“Smart ass,” God says, at my elbow. “Trying to write fancy is no substitute for confession or compassion. And it is certainly no excuse for jilting me.”

“You’re nuts,” I say back, kind of glad God has shown up, if only for an argument. “This isn’t fancy writing, I’m not avoiding confession or compassion, and you are impossible to jilt anyway.”

God waits, patient and large. I wait, less patient, asserting my own puny largeness as best I can. We sit; me, trying to recover from a bad night’s sleep; God, well, who knows what she’s up to? She wraps herself in shadow and begins growing darker and darker. For a while, I watch the disappearing act, detached and calm, even though I realize a black hole is opening up in my living room—the gravitational pull is bending the light into itself and I am dissipating into my imperfections. The only source of light comes from faces around me, lit up with hatred. They glow from the heat of fear, greed, and a steely will to survive at all costs.

“Hold them,” God says, as she offers me a set of icy black hands. “Be gentle,” she adds. I cradle the first vicious face in my beautiful hands, wishing someone could see how incredibly compassionate I was being. The face spits at me. Embers of spit melt holes in whatever it is I am. I hold on, but eventually, my substance goes up in flames. I gag from the smell of singed flesh and the oily residue of false pride.

“That worked out well,” I gasp, as God reconstitutes my being.

“As well as can be expected,” God says. “Would you like to rest?”

I nod and surrender–weak, grateful, and fully known. God shakes the sky free of stars and I crawl down into the sweet, healing darkness where the fires of fear have all gone out, the glare of hatred has no reflecting surface, and fetid wounds inflicted by too much artificial light will be disinfected and stitched shut. This is the place warriors become lovers, where the cool, black hands of God hold the flushed face of the universe until everything dies peacefully into itself.

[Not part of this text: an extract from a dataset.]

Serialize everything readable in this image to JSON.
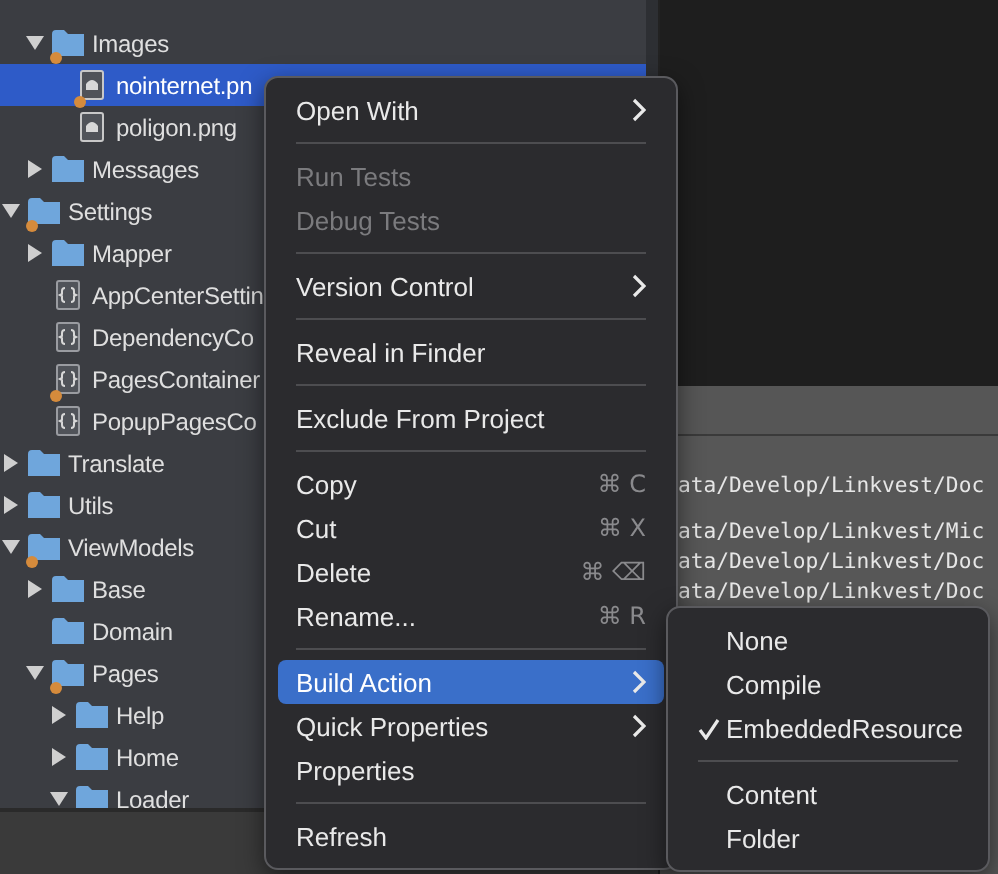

In my dream, I am young again. Peter, Paul, and Mary are singing. And I want to believe them. We all want to believe them.